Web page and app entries
***

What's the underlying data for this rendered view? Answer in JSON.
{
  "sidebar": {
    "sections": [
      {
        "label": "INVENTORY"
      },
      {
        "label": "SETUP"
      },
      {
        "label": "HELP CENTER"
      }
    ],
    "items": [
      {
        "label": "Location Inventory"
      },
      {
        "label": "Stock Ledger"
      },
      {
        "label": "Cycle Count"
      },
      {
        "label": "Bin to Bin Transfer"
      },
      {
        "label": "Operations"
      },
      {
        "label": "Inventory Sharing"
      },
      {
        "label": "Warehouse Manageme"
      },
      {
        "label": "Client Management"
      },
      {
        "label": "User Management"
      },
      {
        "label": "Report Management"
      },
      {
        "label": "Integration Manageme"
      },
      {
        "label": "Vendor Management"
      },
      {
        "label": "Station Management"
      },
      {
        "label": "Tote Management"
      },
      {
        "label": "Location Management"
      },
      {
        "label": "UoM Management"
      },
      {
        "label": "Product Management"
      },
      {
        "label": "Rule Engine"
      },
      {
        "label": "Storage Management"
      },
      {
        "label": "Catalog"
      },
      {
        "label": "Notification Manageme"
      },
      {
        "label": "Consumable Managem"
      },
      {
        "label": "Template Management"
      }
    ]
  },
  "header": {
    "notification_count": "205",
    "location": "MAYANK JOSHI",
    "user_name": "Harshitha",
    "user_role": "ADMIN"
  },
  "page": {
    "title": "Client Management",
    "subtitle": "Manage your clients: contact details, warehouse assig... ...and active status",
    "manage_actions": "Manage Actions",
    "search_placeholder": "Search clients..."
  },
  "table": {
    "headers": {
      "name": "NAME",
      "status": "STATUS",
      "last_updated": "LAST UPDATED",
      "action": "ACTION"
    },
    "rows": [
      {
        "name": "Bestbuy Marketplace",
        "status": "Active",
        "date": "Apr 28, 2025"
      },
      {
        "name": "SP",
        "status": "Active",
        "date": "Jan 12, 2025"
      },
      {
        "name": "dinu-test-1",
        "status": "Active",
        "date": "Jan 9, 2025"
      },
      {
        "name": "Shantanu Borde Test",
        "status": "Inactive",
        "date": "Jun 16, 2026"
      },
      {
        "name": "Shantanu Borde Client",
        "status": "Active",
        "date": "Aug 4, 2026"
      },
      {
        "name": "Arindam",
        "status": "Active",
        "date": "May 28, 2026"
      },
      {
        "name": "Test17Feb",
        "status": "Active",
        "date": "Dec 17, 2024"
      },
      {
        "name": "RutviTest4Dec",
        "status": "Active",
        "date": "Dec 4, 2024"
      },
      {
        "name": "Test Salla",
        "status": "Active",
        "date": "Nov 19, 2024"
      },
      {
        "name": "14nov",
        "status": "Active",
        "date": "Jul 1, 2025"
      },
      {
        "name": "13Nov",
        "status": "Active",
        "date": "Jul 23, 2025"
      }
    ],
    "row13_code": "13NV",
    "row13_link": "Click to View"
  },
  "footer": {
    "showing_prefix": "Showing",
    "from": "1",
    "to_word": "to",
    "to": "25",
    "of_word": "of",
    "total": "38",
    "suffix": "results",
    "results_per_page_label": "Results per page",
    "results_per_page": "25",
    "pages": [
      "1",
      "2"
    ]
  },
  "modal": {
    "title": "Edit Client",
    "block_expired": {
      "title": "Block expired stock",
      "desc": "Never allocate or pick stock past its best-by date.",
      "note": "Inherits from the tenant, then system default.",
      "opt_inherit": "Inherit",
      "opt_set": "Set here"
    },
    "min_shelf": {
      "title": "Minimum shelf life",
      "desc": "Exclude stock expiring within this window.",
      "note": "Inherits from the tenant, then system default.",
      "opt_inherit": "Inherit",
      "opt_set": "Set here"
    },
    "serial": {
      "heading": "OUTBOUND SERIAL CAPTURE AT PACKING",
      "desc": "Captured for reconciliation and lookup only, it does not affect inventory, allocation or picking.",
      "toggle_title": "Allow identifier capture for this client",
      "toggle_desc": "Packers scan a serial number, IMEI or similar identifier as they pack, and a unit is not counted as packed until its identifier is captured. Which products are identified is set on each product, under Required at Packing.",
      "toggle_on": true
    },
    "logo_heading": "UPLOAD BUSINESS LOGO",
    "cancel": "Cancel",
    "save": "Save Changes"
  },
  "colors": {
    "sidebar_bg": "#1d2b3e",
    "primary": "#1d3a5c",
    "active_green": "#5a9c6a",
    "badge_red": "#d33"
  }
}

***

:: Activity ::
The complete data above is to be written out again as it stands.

:: Written solution ::
What's the underlying data for this rendered view? Answer in JSON.
{
  "sidebar": {
    "sections": [
      {
        "label": "INVENTORY"
      },
      {
        "label": "SETUP"
      },
      {
        "label": "HELP CENTER"
      }
    ],
    "items": [
      {
        "label": "Location Inventory"
      },
      {
        "label": "Stock Ledger"
      },
      {
        "label": "Cycle Count"
      },
      {
        "label": "Bin to Bin Transfer"
      },
      {
        "label": "Operations"
      },
      {
        "label": "Inventory Sharing"
      },
      {
        "label": "Warehouse Manageme"
      },
      {
        "label": "Client Management"
      },
      {
        "label": "User Management"
      },
      {
        "label": "Report Management"
      },
      {
        "label": "Integration Manageme"
      },
      {
        "label": "Vendor Management"
      },
      {
        "label": "Station Management"
      },
      {
        "label": "Tote Management"
      },
      {
        "label": "Location Management"
      },
      {
        "label": "UoM Management"
      },
      {
        "label": "Product Management"
      },
      {
        "label": "Rule Engine"
      },
      {
        "label": "Storage Management"
      },
      {
        "label": "Catalog"
      },
      {
        "label": "Notification Manageme"
      },
      {
        "label": "Consumable Managem"
      },
      {
        "label": "Template Management"
      }
    ]
  },
  "header": {
    "notification_count": "205",
    "location": "MAYANK JOSHI",
    "user_name": "Harshitha",
    "user_role": "ADMIN"
  },
  "page": {
    "title": "Client Management",
    "subtitle": "Manage your clients: contact details, warehouse assig... ...and active status",
    "manage_actions": "Manage Actions",
    "search_placeholder": "Search clients..."
  },
  "table": {
    "headers": {
      "name": "NAME",
      "status": "STATUS",
      "last_updated": "LAST UPDATED",
      "action": "ACTION"
    },
    "rows": [
      {
        "name": "Bestbuy Marketplace",
        "status": "Active",
        "date": "Apr 28, 2025"
      },
      {
        "name": "SP",
        "status": "Active",
        "date": "Jan 12, 2025"
      },
      {
        "name": "dinu-test-1",
        "status": "Active",
        "date": "Jan 9, 2025"
      },
      {
        "name": "Shantanu Borde Test",
        "status": "Inactive",
        "date": "Jun 16, 2026"
      },
      {
        "name": "Shantanu Borde Client",
        "status": "Active",
        "date": "Aug 4, 2026"
      },
      {
        "name": "Arindam",
        "status": "Active",
        "date": "May 28, 2026"
      },
      {
        "name": "Test17Feb",
        "status": "Active",
        "date": "Dec 17, 2024"
      },
      {
        "name": "RutviTest4Dec",
        "status": "Active",
        "date": "Dec 4, 2024"
      },
      {
        "name": "Test Salla",
        "status": "Active",
        "date": "Nov 19, 2024"
      },
      {
        "name": "14nov",
        "status": "Active",
        "date": "Jul 1, 2025"
      },
      {
        "name": "13Nov",
        "status": "Active",
        "date": "Jul 23, 2025"
      }
    ],
    "row13_code": "13NV",
    "row13_link": "Click to View"
  },
  "footer": {
    "showing_prefix": "Showing",
    "from": "1",
    "to_word": "to",
    "to": "25",
    "of_word": "of",
    "total": "38",
    "suffix": "results",
    "results_per_page_label": "Results per page",
    "results_per_page": "25",
    "pages": [
      "1",
      "2"
    ]
  },
  "modal": {
    "title": "Edit Client",
    "block_expired": {
      "title": "Block expired stock",
      "desc": "Never allocate or pick stock past its best-by date.",
      "note": "Inherits from the tenant, then system default.",
      "opt_inherit": "Inherit",
      "opt_set": "Set here"
    },
    "min_shelf": {
      "title": "Minimum shelf life",
      "desc": "Exclude stock expiring within this window.",
      "note": "Inherits from the tenant, then system default.",
      "opt_inherit": "Inherit",
      "opt_set": "Set here"
    },
    "serial": {
      "heading": "OUTBOUND SERIAL CAPTURE AT PACKING",
      "desc": "Captured for reconciliation and lookup only, it does not affect inventory, allocation or picking.",
      "toggle_title": "Allow identifier capture for this client",
      "toggle_desc": "Packers scan a serial number, IMEI or similar identifier as they pack, and a unit is not counted as packed until its identifier is captured. Which products are identified is set on each product, under Required at Packing.",
      "toggle_on": true
    },
    "logo_heading": "UPLOAD BUSINESS LOGO",
    "cancel": "Cancel",
    "save": "Save Changes"
  },
  "colors": {
    "sidebar_bg": "#1d2b3e",
    "primary": "#1d3a5c",
    "active_green": "#5a9c6a",
    "badge_red": "#d33"
  }
}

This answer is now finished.